— Exercise directions —
Look through the entries below and show every line containing the word "Вариант".

START Data for analysis

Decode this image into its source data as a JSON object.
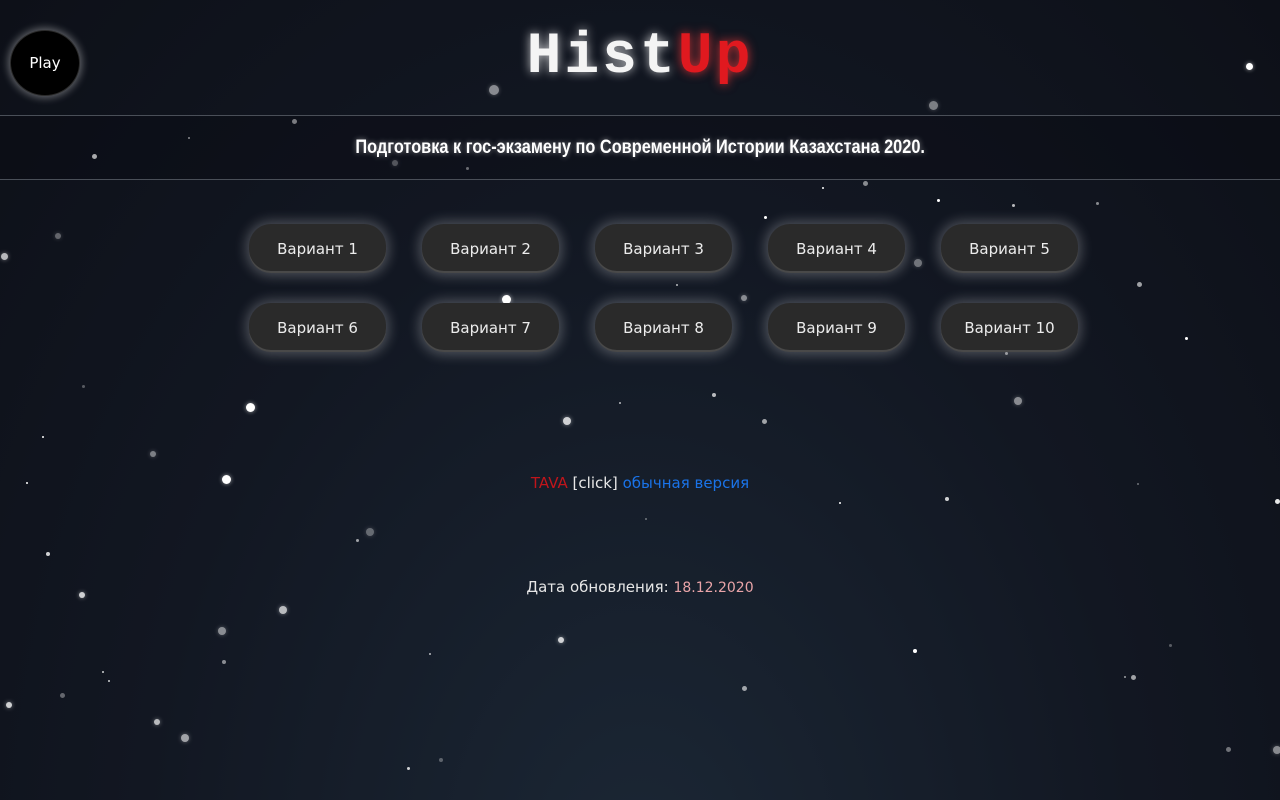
{
  "player": {
    "play_label": "Play"
  },
  "logo": {
    "part1": "Hist",
    "part2": "Up"
  },
  "banner": {
    "text": "Подготовка к гос-экзамену по Современной Истории Казахстана 2020."
  },
  "variants": [
    "Вариант 1",
    "Вариант 2",
    "Вариант 3",
    "Вариант 4",
    "Вариант 5",
    "Вариант 6",
    "Вариант 7",
    "Вариант 8",
    "Вариант 9",
    "Вариант 10"
  ],
  "links": {
    "tava": "TAVA",
    "click": "[click]",
    "normal_version": "обычная версия"
  },
  "update": {
    "label": "Дата обновления:",
    "date": "18.12.2020"
  },
  "colors": {
    "background": "#121722",
    "logo_white": "#f4f4f4",
    "logo_red": "#e0191f",
    "button_bg": "#2a2a2a",
    "link_blue": "#1a73e8",
    "tava_red": "#c0151b",
    "date_pink": "#e9a4a8"
  }
}
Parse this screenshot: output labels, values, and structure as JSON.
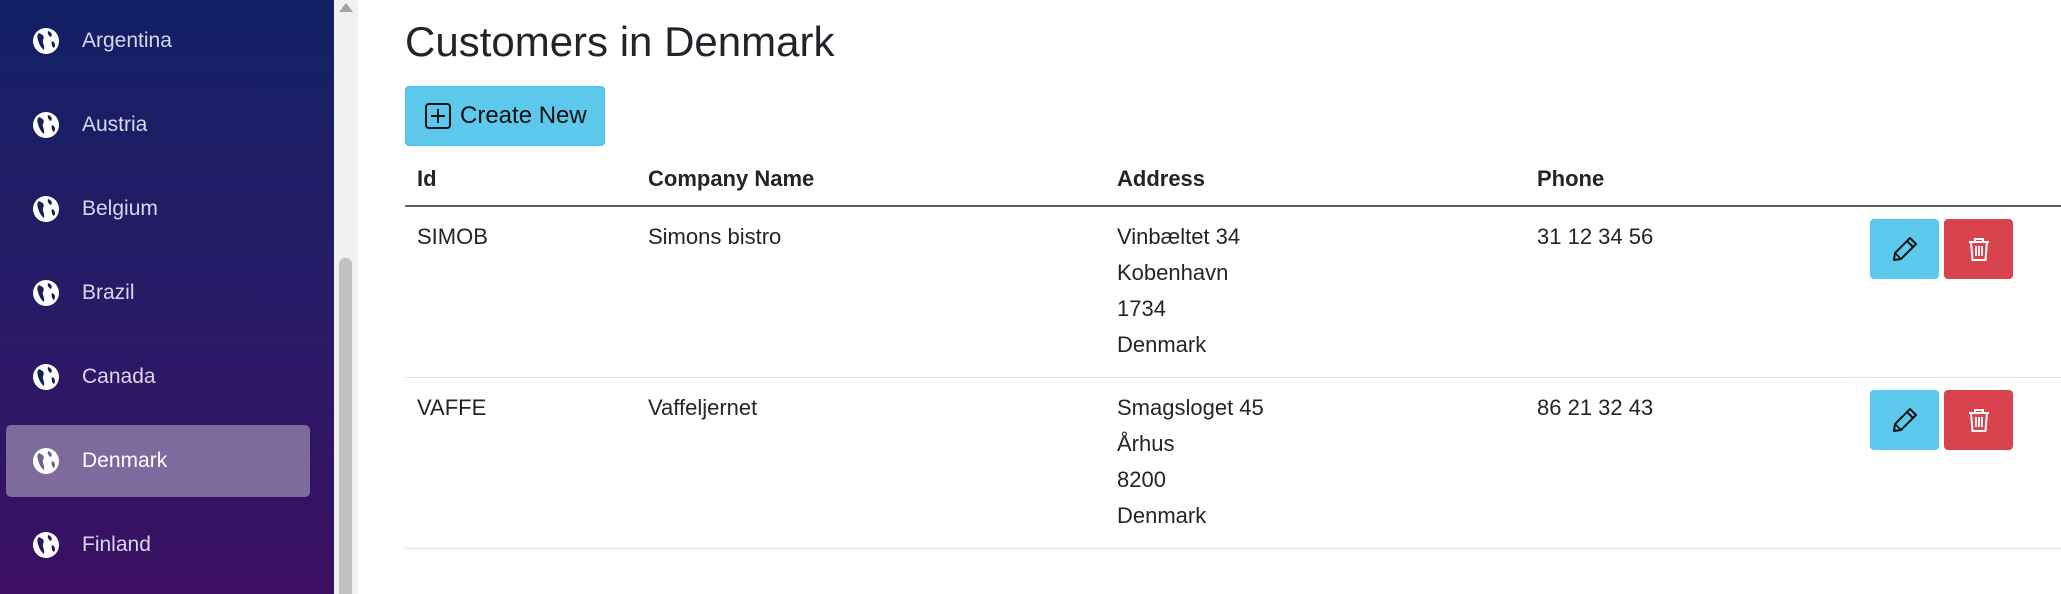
{
  "sidebar": {
    "items": [
      {
        "label": "Argentina",
        "icon": "globe-icon",
        "active": false
      },
      {
        "label": "Austria",
        "icon": "globe-icon",
        "active": false
      },
      {
        "label": "Belgium",
        "icon": "globe-icon",
        "active": false
      },
      {
        "label": "Brazil",
        "icon": "globe-icon",
        "active": false
      },
      {
        "label": "Canada",
        "icon": "globe-icon",
        "active": false
      },
      {
        "label": "Denmark",
        "icon": "globe-icon",
        "active": true
      },
      {
        "label": "Finland",
        "icon": "globe-icon",
        "active": false
      }
    ]
  },
  "main": {
    "title": "Customers in Denmark",
    "create_label": "Create New",
    "table": {
      "headers": {
        "id": "Id",
        "company": "Company Name",
        "address": "Address",
        "phone": "Phone"
      },
      "rows": [
        {
          "id": "SIMOB",
          "company": "Simons bistro",
          "address": {
            "street": "Vinbæltet 34",
            "city": "Kobenhavn",
            "postal": "1734",
            "country": "Denmark"
          },
          "phone": "31 12 34 56"
        },
        {
          "id": "VAFFE",
          "company": "Vaffeljernet",
          "address": {
            "street": "Smagsloget 45",
            "city": "Århus",
            "postal": "8200",
            "country": "Denmark"
          },
          "phone": "86 21 32 43"
        }
      ]
    }
  },
  "colors": {
    "sidebar_top": "#112163",
    "sidebar_bottom": "#3a0f62",
    "active_item": "#7b7298",
    "primary_button": "#5bc8ec",
    "danger_button": "#d9434e"
  }
}
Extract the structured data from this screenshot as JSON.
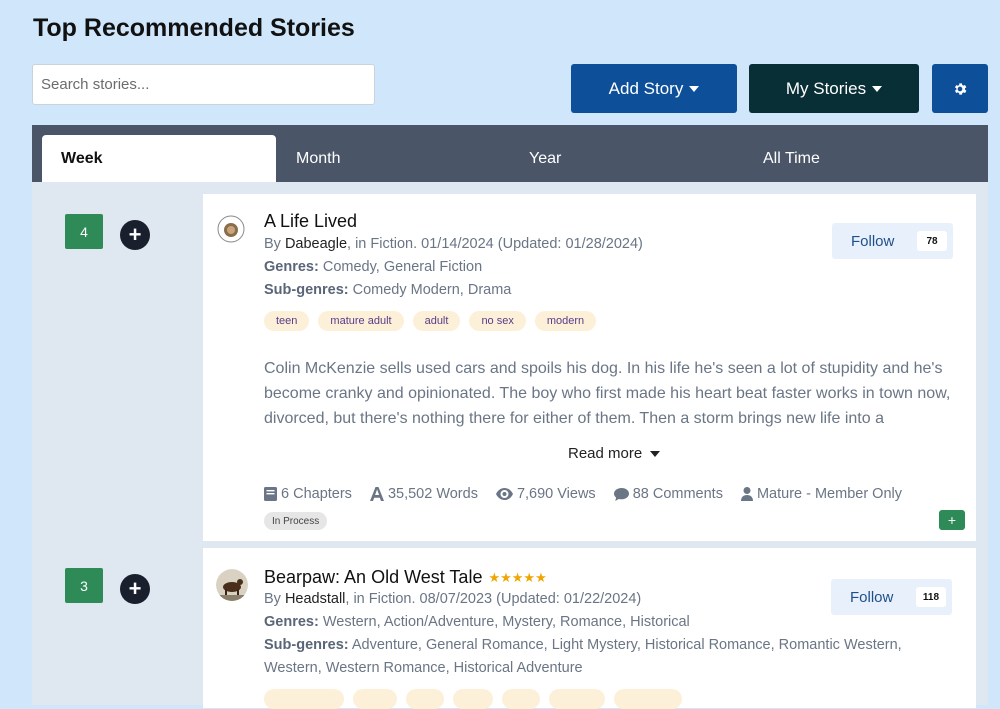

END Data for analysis

— Answer space —
    "Вариант 1",
    "Вариант 2",
    "Вариант 3",
    "Вариант 4",
    "Вариант 5",
    "Вариант 6",
    "Вариант 7",
    "Вариант 8",
    "Вариант 9",
    "Вариант 10"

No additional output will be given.